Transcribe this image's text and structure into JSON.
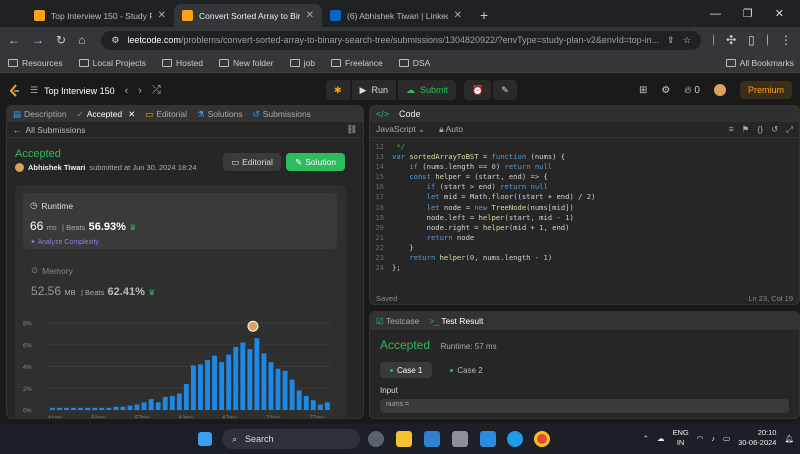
{
  "browser": {
    "tabs": [
      {
        "title": "Top Interview 150 - Study Plan",
        "active": false,
        "favicon": "#ffa116"
      },
      {
        "title": "Convert Sorted Array to Binary",
        "active": true,
        "favicon": "#ffa116"
      },
      {
        "title": "(6) Abhishek Tiwari | LinkedIn",
        "active": false,
        "favicon": "#0a66c2"
      }
    ],
    "url_host": "leetcode.com",
    "url_path": "/problems/convert-sorted-array-to-binary-search-tree/submissions/1304820922/?envType=study-plan-v2&envId=top-in...",
    "bookmarks": [
      "Resources",
      "Local Projects",
      "Hosted",
      "New folder",
      "job",
      "Freelance",
      "DSA"
    ],
    "all_bookmarks": "All Bookmarks"
  },
  "lcnav": {
    "list_title": "Top Interview 150",
    "run_label": "Run",
    "submit_label": "Submit",
    "fire_count": "0",
    "premium_label": "Premium"
  },
  "left": {
    "tabs": [
      "Description",
      "Accepted",
      "Editorial",
      "Solutions",
      "Submissions"
    ],
    "all_submissions": "All Submissions",
    "status": "Accepted",
    "user": "Abhishek Tiwari",
    "submitted_text": "submitted at Jun 30, 2024 18:24",
    "editorial_btn": "Editorial",
    "solution_btn": "Solution",
    "runtime_label": "Runtime",
    "runtime_value": "66",
    "runtime_unit": "ms",
    "beats_label": "Beats",
    "runtime_beats": "56.93%",
    "analyze_label": "Analyze Complexity",
    "memory_label": "Memory",
    "memory_value": "52.56",
    "memory_unit": "MB",
    "memory_beats": "62.41%"
  },
  "chart_data": {
    "type": "bar",
    "y_ticks": [
      "8%",
      "6%",
      "4%",
      "2%",
      "0%"
    ],
    "ylim": [
      0,
      8
    ],
    "x_ticks": [
      "41ms",
      "52ms",
      "57ms",
      "62ms",
      "67ms",
      "72ms",
      "77ms"
    ],
    "values": [
      0.2,
      0.2,
      0.2,
      0.2,
      0.2,
      0.2,
      0.2,
      0.2,
      0.2,
      0.3,
      0.3,
      0.4,
      0.5,
      0.7,
      1.0,
      0.7,
      1.2,
      1.3,
      1.5,
      2.4,
      4.1,
      4.2,
      4.6,
      5.0,
      4.4,
      5.1,
      5.8,
      6.2,
      5.6,
      6.6,
      5.2,
      4.4,
      3.8,
      3.6,
      2.8,
      1.8,
      1.3,
      0.9,
      0.5,
      0.7
    ],
    "highlight_index": 29,
    "bar_color": "#1e88e5"
  },
  "code": {
    "title": "Code",
    "language": "JavaScript",
    "mode": "Auto",
    "saved": "Saved",
    "cursor": "Ln 23, Col 19",
    "lines": [
      {
        "n": "",
        "t": " */"
      },
      {
        "n": "12",
        "t": " */"
      },
      {
        "n": "13",
        "t": "var sortedArrayToBST = function (nums) {"
      },
      {
        "n": "14",
        "t": "    if (nums.length == 0) return null"
      },
      {
        "n": "15",
        "t": "    const helper = (start, end) => {"
      },
      {
        "n": "16",
        "t": "        if (start > end) return null"
      },
      {
        "n": "17",
        "t": "        let mid = Math.floor((start + end) / 2)"
      },
      {
        "n": "18",
        "t": "        let node = new TreeNode(nums[mid])"
      },
      {
        "n": "19",
        "t": "        node.left = helper(start, mid - 1)"
      },
      {
        "n": "20",
        "t": "        node.right = helper(mid + 1, end)"
      },
      {
        "n": "21",
        "t": "        return node"
      },
      {
        "n": "22",
        "t": "    }"
      },
      {
        "n": "23",
        "t": "    return helper(0, nums.length - 1)"
      },
      {
        "n": "24",
        "t": "};"
      }
    ]
  },
  "test": {
    "testcase_tab": "Testcase",
    "result_tab": "Test Result",
    "status": "Accepted",
    "runtime": "Runtime: 57 ms",
    "cases": [
      "Case 1",
      "Case 2"
    ],
    "input_label": "Input",
    "input_value": "nums ="
  },
  "taskbar": {
    "search": "Search",
    "lang1": "ENG",
    "lang2": "IN",
    "time": "20:10",
    "date": "30-06-2024"
  }
}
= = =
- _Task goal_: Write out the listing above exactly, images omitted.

- _Output for this exercise_:
Transcribe this image's text and structure into JSON.
{
  "browser": {
    "tabs": [
      {
        "title": "Top Interview 150 - Study Plan",
        "active": false,
        "favicon": "#ffa116"
      },
      {
        "title": "Convert Sorted Array to Binary",
        "active": true,
        "favicon": "#ffa116"
      },
      {
        "title": "(6) Abhishek Tiwari | LinkedIn",
        "active": false,
        "favicon": "#0a66c2"
      }
    ],
    "url_host": "leetcode.com",
    "url_path": "/problems/convert-sorted-array-to-binary-search-tree/submissions/1304820922/?envType=study-plan-v2&envId=top-in...",
    "bookmarks": [
      "Resources",
      "Local Projects",
      "Hosted",
      "New folder",
      "job",
      "Freelance",
      "DSA"
    ],
    "all_bookmarks": "All Bookmarks"
  },
  "lcnav": {
    "list_title": "Top Interview 150",
    "run_label": "Run",
    "submit_label": "Submit",
    "fire_count": "0",
    "premium_label": "Premium"
  },
  "left": {
    "tabs": [
      "Description",
      "Accepted",
      "Editorial",
      "Solutions",
      "Submissions"
    ],
    "all_submissions": "All Submissions",
    "status": "Accepted",
    "user": "Abhishek Tiwari",
    "submitted_text": "submitted at Jun 30, 2024 18:24",
    "editorial_btn": "Editorial",
    "solution_btn": "Solution",
    "runtime_label": "Runtime",
    "runtime_value": "66",
    "runtime_unit": "ms",
    "beats_label": "Beats",
    "runtime_beats": "56.93%",
    "analyze_label": "Analyze Complexity",
    "memory_label": "Memory",
    "memory_value": "52.56",
    "memory_unit": "MB",
    "memory_beats": "62.41%"
  },
  "chart_data": {
    "type": "bar",
    "y_ticks": [
      "8%",
      "6%",
      "4%",
      "2%",
      "0%"
    ],
    "ylim": [
      0,
      8
    ],
    "x_ticks": [
      "41ms",
      "52ms",
      "57ms",
      "62ms",
      "67ms",
      "72ms",
      "77ms"
    ],
    "values": [
      0.2,
      0.2,
      0.2,
      0.2,
      0.2,
      0.2,
      0.2,
      0.2,
      0.2,
      0.3,
      0.3,
      0.4,
      0.5,
      0.7,
      1.0,
      0.7,
      1.2,
      1.3,
      1.5,
      2.4,
      4.1,
      4.2,
      4.6,
      5.0,
      4.4,
      5.1,
      5.8,
      6.2,
      5.6,
      6.6,
      5.2,
      4.4,
      3.8,
      3.6,
      2.8,
      1.8,
      1.3,
      0.9,
      0.5,
      0.7
    ],
    "highlight_index": 29,
    "bar_color": "#1e88e5"
  },
  "code": {
    "title": "Code",
    "language": "JavaScript",
    "mode": "Auto",
    "saved": "Saved",
    "cursor": "Ln 23, Col 19",
    "lines": [
      {
        "n": "",
        "t": " */"
      },
      {
        "n": "12",
        "t": " */"
      },
      {
        "n": "13",
        "t": "var sortedArrayToBST = function (nums) {"
      },
      {
        "n": "14",
        "t": "    if (nums.length == 0) return null"
      },
      {
        "n": "15",
        "t": "    const helper = (start, end) => {"
      },
      {
        "n": "16",
        "t": "        if (start > end) return null"
      },
      {
        "n": "17",
        "t": "        let mid = Math.floor((start + end) / 2)"
      },
      {
        "n": "18",
        "t": "        let node = new TreeNode(nums[mid])"
      },
      {
        "n": "19",
        "t": "        node.left = helper(start, mid - 1)"
      },
      {
        "n": "20",
        "t": "        node.right = helper(mid + 1, end)"
      },
      {
        "n": "21",
        "t": "        return node"
      },
      {
        "n": "22",
        "t": "    }"
      },
      {
        "n": "23",
        "t": "    return helper(0, nums.length - 1)"
      },
      {
        "n": "24",
        "t": "};"
      }
    ]
  },
  "test": {
    "testcase_tab": "Testcase",
    "result_tab": "Test Result",
    "status": "Accepted",
    "runtime": "Runtime: 57 ms",
    "cases": [
      "Case 1",
      "Case 2"
    ],
    "input_label": "Input",
    "input_value": "nums ="
  },
  "taskbar": {
    "search": "Search",
    "lang1": "ENG",
    "lang2": "IN",
    "time": "20:10",
    "date": "30-06-2024"
  }
}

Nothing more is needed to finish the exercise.